WORK TO BE COMPLETED: In the records below, find the line containing "Convert this screenshot" and repeat it and every line after it exactly, without pictures.

Items from an interface collection
------------------------------------------------------------
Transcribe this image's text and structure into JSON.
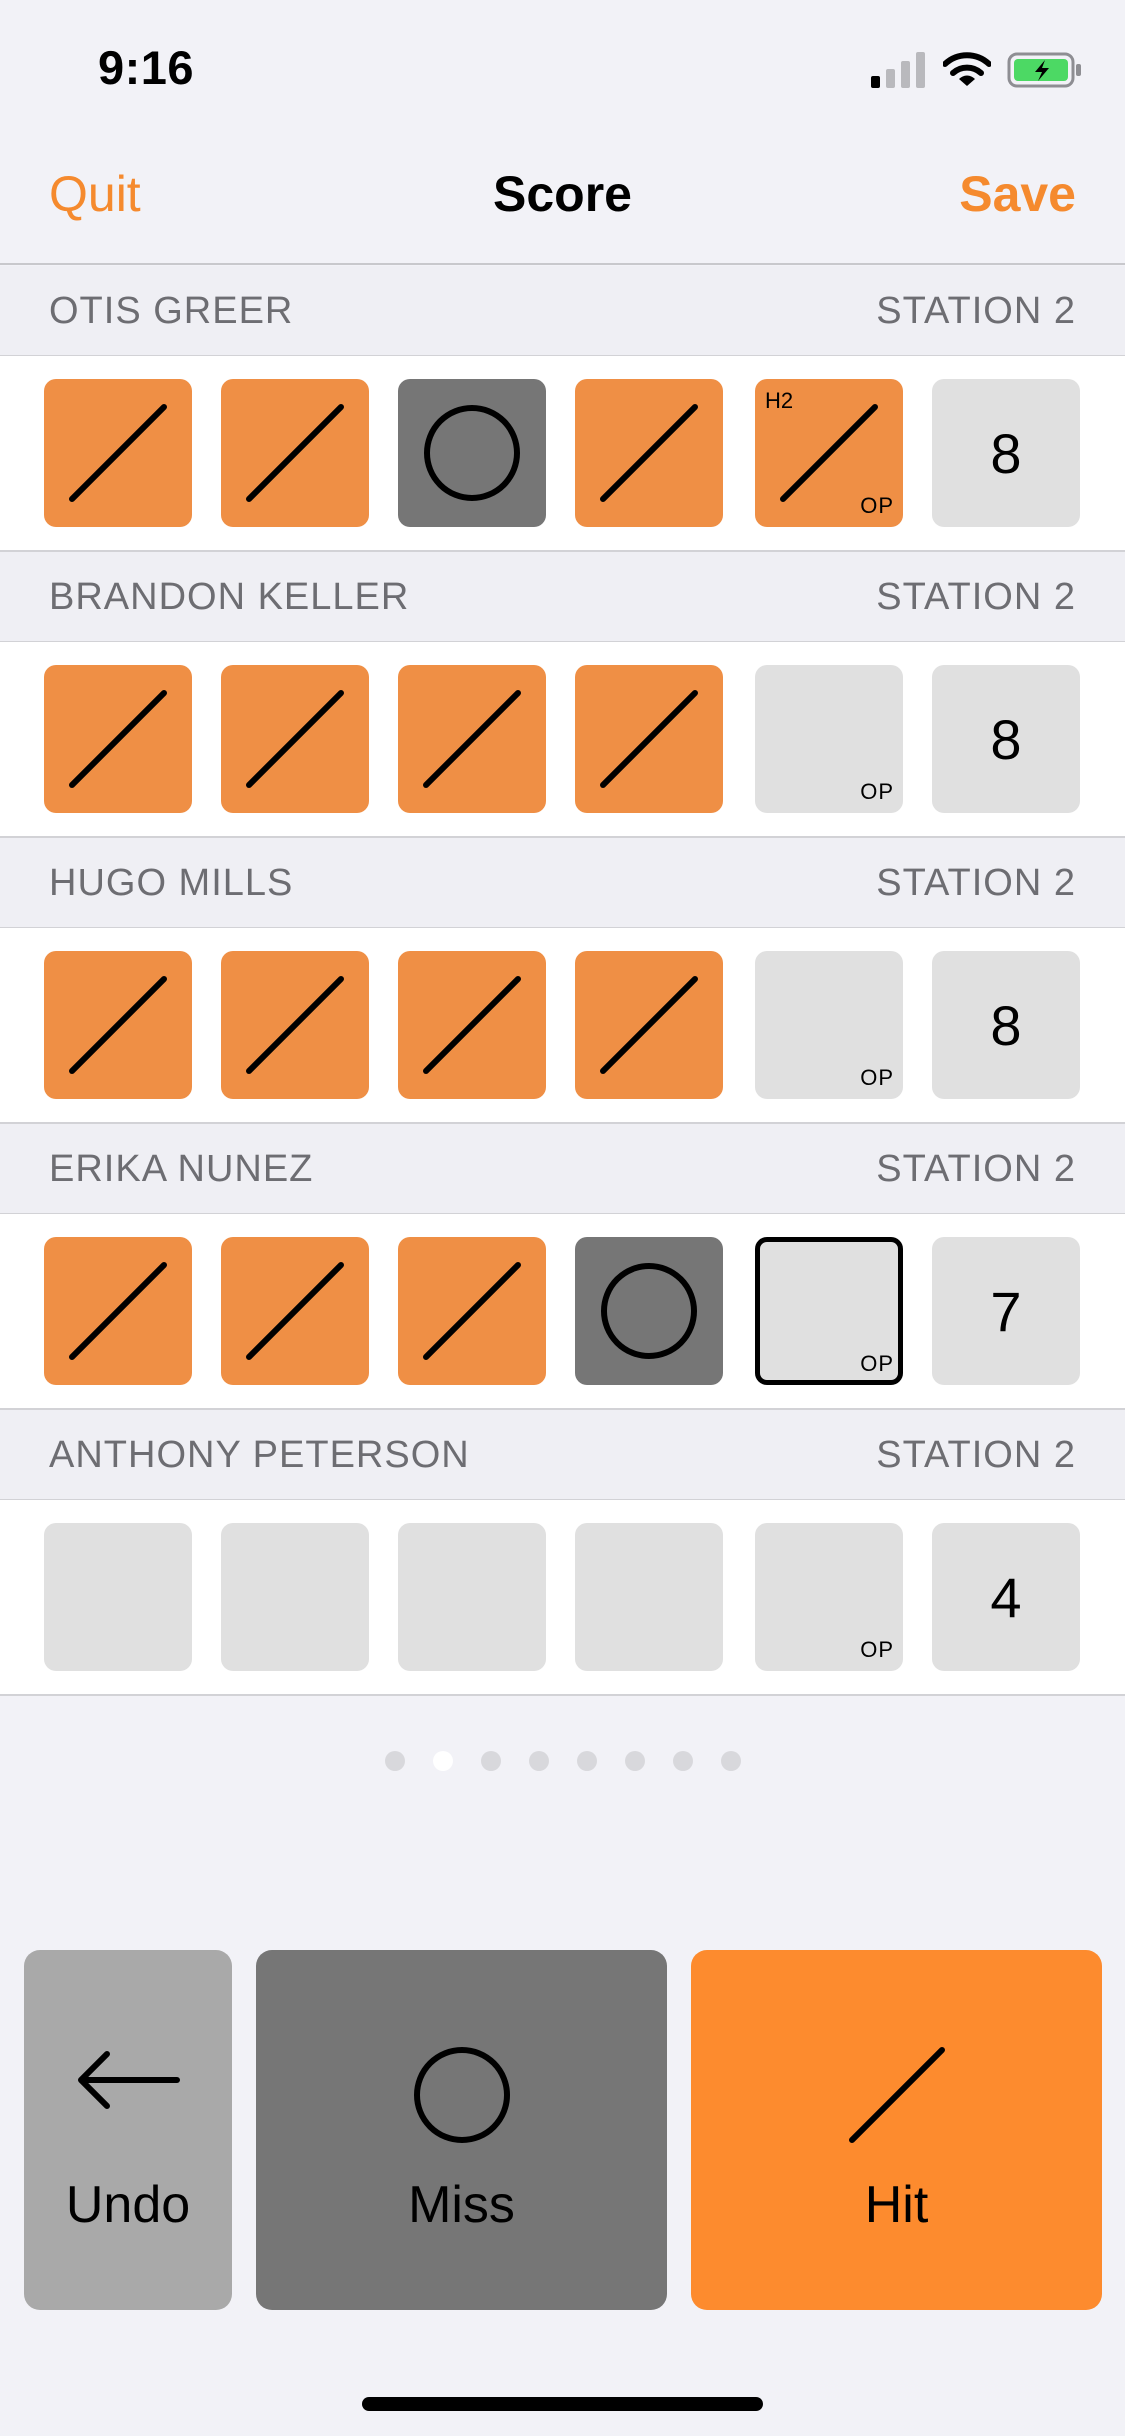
{
  "status_bar": {
    "time": "9:16"
  },
  "nav": {
    "left_label": "Quit",
    "title": "Score",
    "right_label": "Save"
  },
  "shooters": [
    {
      "name": "OTIS GREER",
      "station": "STATION 2",
      "shots": [
        {
          "result": "hit"
        },
        {
          "result": "hit"
        },
        {
          "result": "miss"
        },
        {
          "result": "hit"
        },
        {
          "result": "hit",
          "tag_top": "H2",
          "tag_bottom": "OP"
        }
      ],
      "total": "8"
    },
    {
      "name": "BRANDON KELLER",
      "station": "STATION 2",
      "shots": [
        {
          "result": "hit"
        },
        {
          "result": "hit"
        },
        {
          "result": "hit"
        },
        {
          "result": "hit"
        },
        {
          "result": "empty",
          "tag_bottom": "OP"
        }
      ],
      "total": "8"
    },
    {
      "name": "HUGO MILLS",
      "station": "STATION 2",
      "shots": [
        {
          "result": "hit"
        },
        {
          "result": "hit"
        },
        {
          "result": "hit"
        },
        {
          "result": "hit"
        },
        {
          "result": "empty",
          "tag_bottom": "OP"
        }
      ],
      "total": "8"
    },
    {
      "name": "ERIKA NUNEZ",
      "station": "STATION 2",
      "shots": [
        {
          "result": "hit"
        },
        {
          "result": "hit"
        },
        {
          "result": "hit"
        },
        {
          "result": "miss"
        },
        {
          "result": "empty",
          "tag_bottom": "OP",
          "selected": true
        }
      ],
      "total": "7"
    },
    {
      "name": "ANTHONY PETERSON",
      "station": "STATION 2",
      "shots": [
        {
          "result": "empty"
        },
        {
          "result": "empty"
        },
        {
          "result": "empty"
        },
        {
          "result": "empty"
        },
        {
          "result": "empty",
          "tag_bottom": "OP"
        }
      ],
      "total": "4"
    }
  ],
  "pagination": {
    "count": 8,
    "active_index": 1
  },
  "actions": {
    "undo_label": "Undo",
    "miss_label": "Miss",
    "hit_label": "Hit"
  },
  "colors": {
    "accent": "#f58a2e",
    "hit": "#ef8f45",
    "miss": "#767676",
    "empty": "#e0e0e0"
  }
}
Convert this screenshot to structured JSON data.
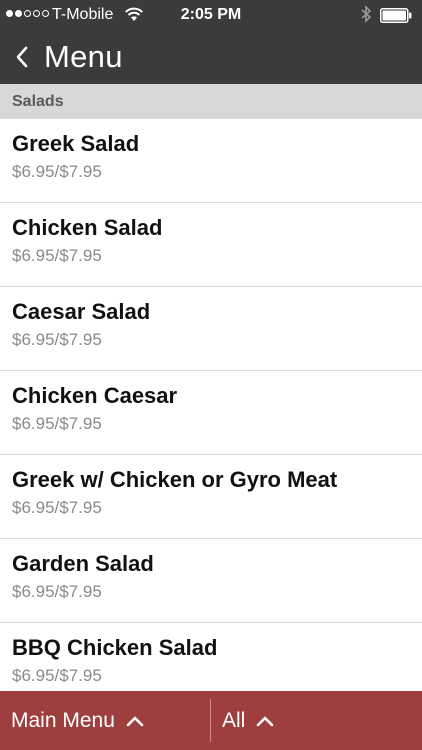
{
  "status_bar": {
    "carrier": "T-Mobile",
    "time": "2:05 PM",
    "signal_bars": 2,
    "signal_total": 5,
    "icons": [
      "wifi-icon",
      "bluetooth-icon",
      "battery-icon"
    ]
  },
  "nav": {
    "title": "Menu",
    "back_icon": "chevron-left-icon"
  },
  "section": {
    "title": "Salads"
  },
  "items": [
    {
      "name": "Greek Salad",
      "price": "$6.95/$7.95"
    },
    {
      "name": "Chicken Salad",
      "price": "$6.95/$7.95"
    },
    {
      "name": "Caesar Salad",
      "price": "$6.95/$7.95"
    },
    {
      "name": "Chicken Caesar",
      "price": "$6.95/$7.95"
    },
    {
      "name": "Greek w/ Chicken or Gyro Meat",
      "price": "$6.95/$7.95"
    },
    {
      "name": "Garden Salad",
      "price": "$6.95/$7.95"
    },
    {
      "name": "BBQ Chicken Salad",
      "price": "$6.95/$7.95"
    }
  ],
  "bottom_bar": {
    "main_menu_label": "Main Menu",
    "filter_label": "All",
    "icon": "chevron-up-icon"
  },
  "colors": {
    "nav_background": "#3b3b3b",
    "section_background": "#d8d8d8",
    "bottom_bar_background": "#9e3f3f",
    "price_text": "#8a8a8a"
  }
}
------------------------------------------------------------
ANSWER SPACE:
Convert this screenshot to structured JSON data.
{
  "status_bar": {
    "carrier": "T-Mobile",
    "time": "2:05 PM",
    "signal_bars": 2,
    "signal_total": 5,
    "icons": [
      "wifi-icon",
      "bluetooth-icon",
      "battery-icon"
    ]
  },
  "nav": {
    "title": "Menu",
    "back_icon": "chevron-left-icon"
  },
  "section": {
    "title": "Salads"
  },
  "items": [
    {
      "name": "Greek Salad",
      "price": "$6.95/$7.95"
    },
    {
      "name": "Chicken Salad",
      "price": "$6.95/$7.95"
    },
    {
      "name": "Caesar Salad",
      "price": "$6.95/$7.95"
    },
    {
      "name": "Chicken Caesar",
      "price": "$6.95/$7.95"
    },
    {
      "name": "Greek w/ Chicken or Gyro Meat",
      "price": "$6.95/$7.95"
    },
    {
      "name": "Garden Salad",
      "price": "$6.95/$7.95"
    },
    {
      "name": "BBQ Chicken Salad",
      "price": "$6.95/$7.95"
    }
  ],
  "bottom_bar": {
    "main_menu_label": "Main Menu",
    "filter_label": "All",
    "icon": "chevron-up-icon"
  },
  "colors": {
    "nav_background": "#3b3b3b",
    "section_background": "#d8d8d8",
    "bottom_bar_background": "#9e3f3f",
    "price_text": "#8a8a8a"
  }
}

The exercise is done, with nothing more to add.